When a line of the listing below has the string "viên" in it, copy that line.

_Dataset records_
################

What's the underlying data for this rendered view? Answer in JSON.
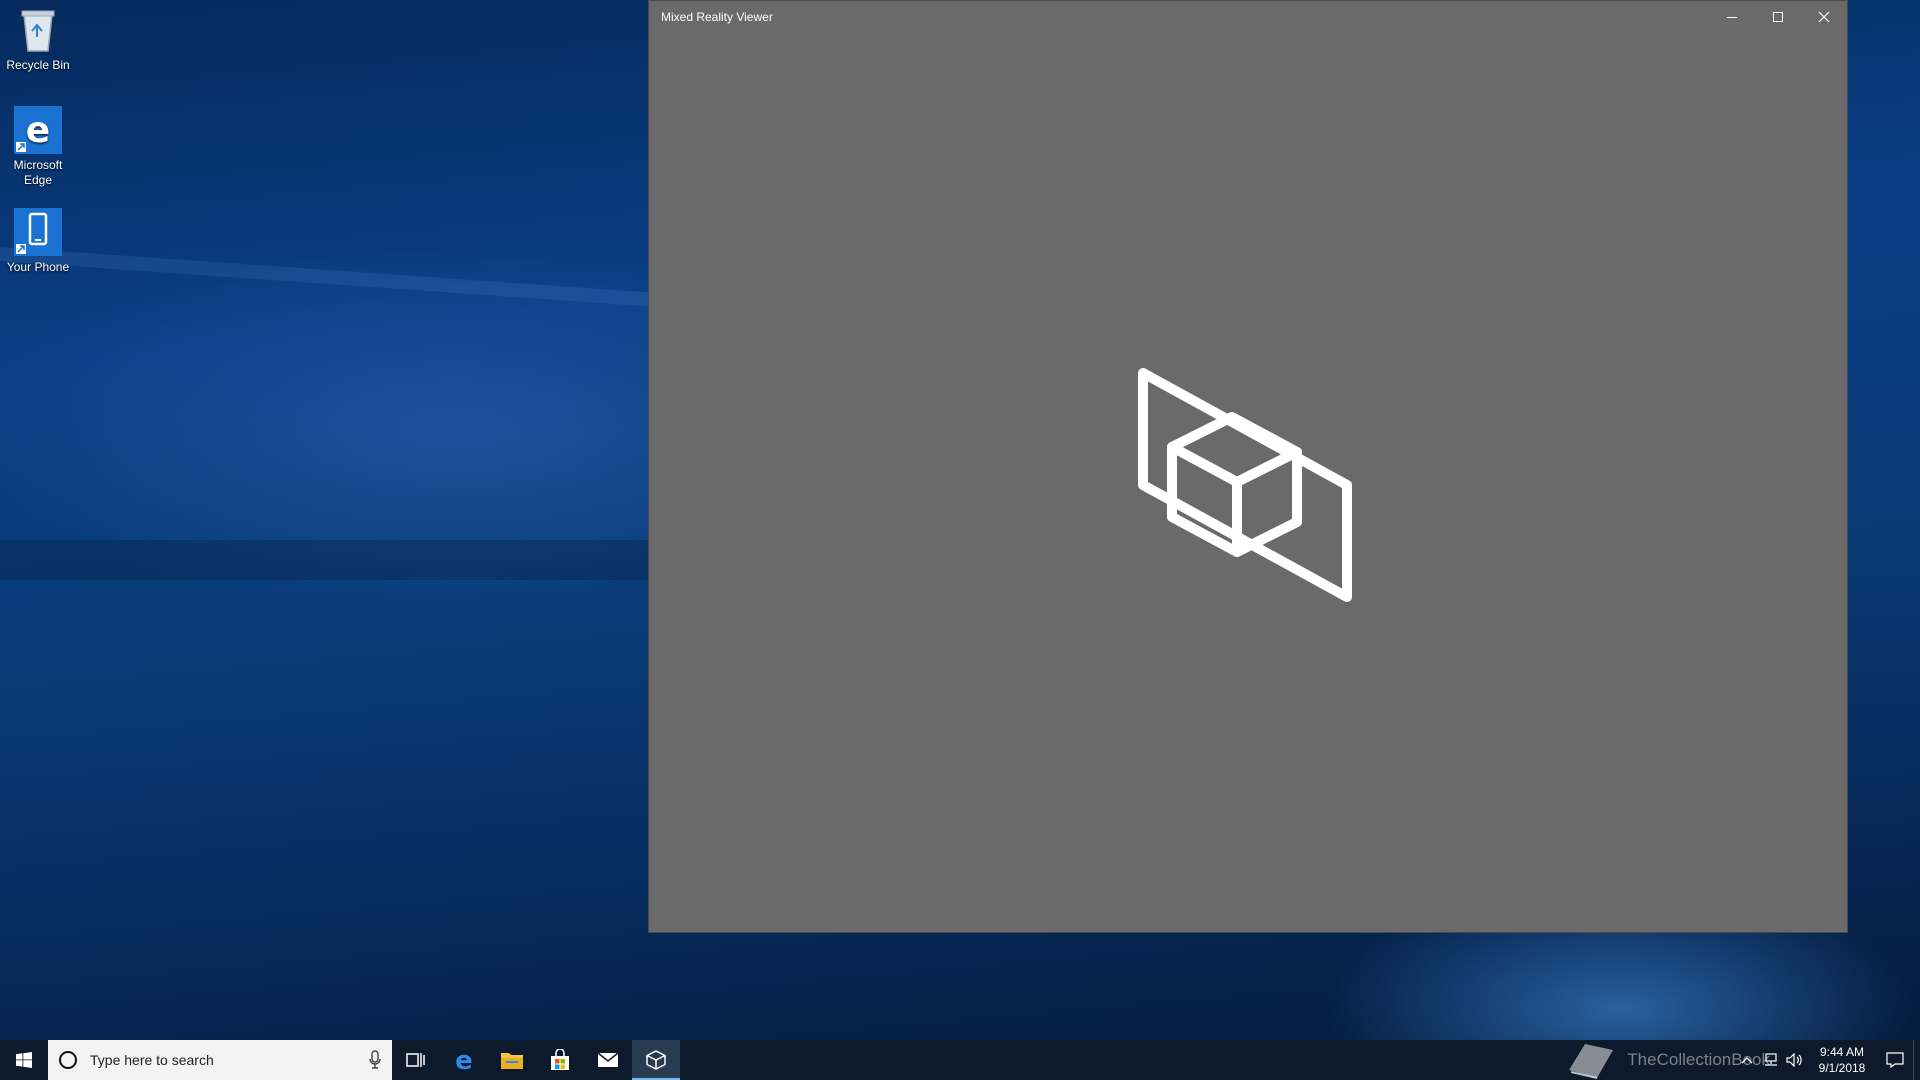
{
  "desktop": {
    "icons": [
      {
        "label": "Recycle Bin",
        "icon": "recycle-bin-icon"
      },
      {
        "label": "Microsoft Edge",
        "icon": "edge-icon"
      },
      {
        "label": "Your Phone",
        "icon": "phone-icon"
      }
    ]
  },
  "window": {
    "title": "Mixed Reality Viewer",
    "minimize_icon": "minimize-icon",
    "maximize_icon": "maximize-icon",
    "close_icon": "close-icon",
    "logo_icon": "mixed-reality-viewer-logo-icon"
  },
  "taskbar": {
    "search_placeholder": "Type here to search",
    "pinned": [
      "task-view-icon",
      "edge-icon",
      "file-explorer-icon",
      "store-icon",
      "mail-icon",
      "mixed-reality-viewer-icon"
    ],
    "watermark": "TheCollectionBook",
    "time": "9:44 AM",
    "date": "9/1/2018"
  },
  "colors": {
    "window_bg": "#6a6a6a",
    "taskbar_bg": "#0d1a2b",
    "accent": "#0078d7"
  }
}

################

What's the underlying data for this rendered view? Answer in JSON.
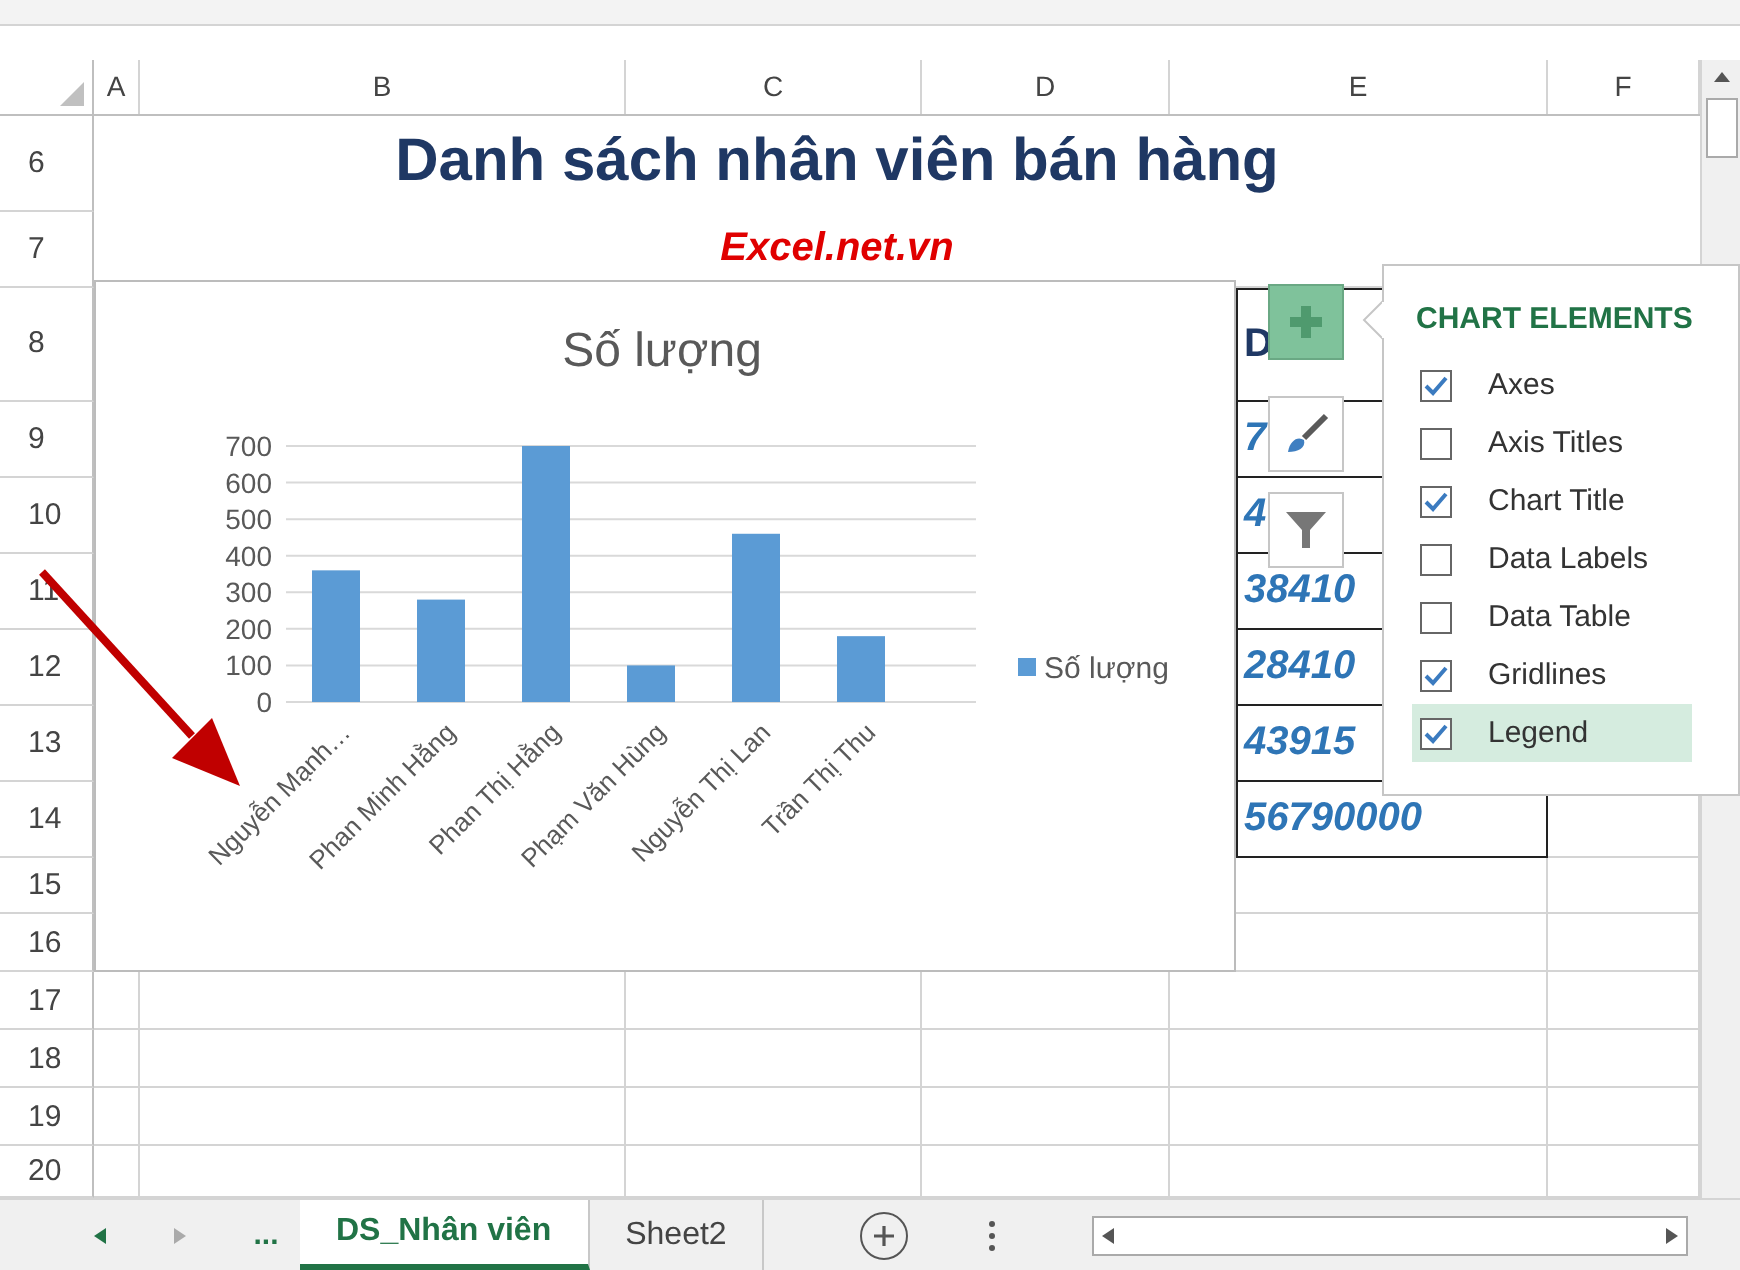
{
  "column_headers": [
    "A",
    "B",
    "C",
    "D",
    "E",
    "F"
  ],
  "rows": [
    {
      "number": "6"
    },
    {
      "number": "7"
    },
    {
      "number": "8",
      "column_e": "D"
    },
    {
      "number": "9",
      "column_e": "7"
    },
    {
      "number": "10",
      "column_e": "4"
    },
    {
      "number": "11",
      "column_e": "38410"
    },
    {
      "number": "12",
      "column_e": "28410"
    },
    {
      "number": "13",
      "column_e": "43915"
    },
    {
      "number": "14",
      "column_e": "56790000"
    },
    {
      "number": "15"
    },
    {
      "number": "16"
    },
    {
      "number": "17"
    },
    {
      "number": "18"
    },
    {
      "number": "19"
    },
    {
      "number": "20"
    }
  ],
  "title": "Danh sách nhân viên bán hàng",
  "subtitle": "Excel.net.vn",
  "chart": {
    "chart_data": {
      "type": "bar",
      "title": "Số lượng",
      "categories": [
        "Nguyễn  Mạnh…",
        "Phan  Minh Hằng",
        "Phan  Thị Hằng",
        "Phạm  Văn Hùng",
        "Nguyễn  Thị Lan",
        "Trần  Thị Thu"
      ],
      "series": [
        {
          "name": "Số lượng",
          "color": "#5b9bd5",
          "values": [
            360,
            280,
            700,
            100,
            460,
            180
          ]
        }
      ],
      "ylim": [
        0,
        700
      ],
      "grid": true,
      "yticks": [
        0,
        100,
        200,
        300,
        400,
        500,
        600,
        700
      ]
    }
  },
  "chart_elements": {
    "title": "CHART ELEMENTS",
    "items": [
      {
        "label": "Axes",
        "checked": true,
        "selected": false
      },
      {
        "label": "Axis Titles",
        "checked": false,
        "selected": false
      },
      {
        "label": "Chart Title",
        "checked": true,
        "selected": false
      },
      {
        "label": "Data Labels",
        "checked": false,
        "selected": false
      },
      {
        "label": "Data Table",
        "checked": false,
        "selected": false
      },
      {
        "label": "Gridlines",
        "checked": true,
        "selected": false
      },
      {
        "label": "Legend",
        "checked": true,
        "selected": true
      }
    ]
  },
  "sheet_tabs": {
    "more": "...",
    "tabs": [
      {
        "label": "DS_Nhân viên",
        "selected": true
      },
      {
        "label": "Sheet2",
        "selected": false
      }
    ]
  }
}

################

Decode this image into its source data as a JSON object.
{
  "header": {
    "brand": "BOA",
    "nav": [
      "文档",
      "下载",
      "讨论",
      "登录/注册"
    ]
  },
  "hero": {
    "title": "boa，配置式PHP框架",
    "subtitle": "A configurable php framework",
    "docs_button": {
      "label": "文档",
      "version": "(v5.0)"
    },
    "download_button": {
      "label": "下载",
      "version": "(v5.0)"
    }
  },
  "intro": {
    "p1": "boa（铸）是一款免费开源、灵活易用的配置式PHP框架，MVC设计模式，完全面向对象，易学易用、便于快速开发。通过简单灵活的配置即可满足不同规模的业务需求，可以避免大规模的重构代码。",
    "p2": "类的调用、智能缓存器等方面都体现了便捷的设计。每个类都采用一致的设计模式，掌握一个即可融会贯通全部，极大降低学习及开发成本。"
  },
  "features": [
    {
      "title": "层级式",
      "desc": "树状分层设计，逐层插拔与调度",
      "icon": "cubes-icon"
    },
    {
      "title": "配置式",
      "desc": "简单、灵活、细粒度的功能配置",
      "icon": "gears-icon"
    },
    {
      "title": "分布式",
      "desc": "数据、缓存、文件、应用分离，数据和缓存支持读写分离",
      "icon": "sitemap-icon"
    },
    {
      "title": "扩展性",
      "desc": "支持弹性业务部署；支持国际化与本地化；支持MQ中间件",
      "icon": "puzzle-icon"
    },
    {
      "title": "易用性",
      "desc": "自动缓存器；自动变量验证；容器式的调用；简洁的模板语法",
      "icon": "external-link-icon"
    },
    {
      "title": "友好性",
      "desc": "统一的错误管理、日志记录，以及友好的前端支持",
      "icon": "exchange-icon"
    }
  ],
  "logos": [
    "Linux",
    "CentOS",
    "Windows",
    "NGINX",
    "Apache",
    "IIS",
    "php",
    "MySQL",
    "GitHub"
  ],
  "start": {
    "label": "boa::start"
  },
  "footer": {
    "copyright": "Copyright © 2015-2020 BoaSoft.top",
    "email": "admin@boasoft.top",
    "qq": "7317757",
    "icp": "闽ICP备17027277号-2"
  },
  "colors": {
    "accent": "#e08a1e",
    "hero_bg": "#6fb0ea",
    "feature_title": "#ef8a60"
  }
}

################

_Output of the exercise_
  "title": "Danh sách nhân viên bán hàng",
        "label": "DS_Nhân viên",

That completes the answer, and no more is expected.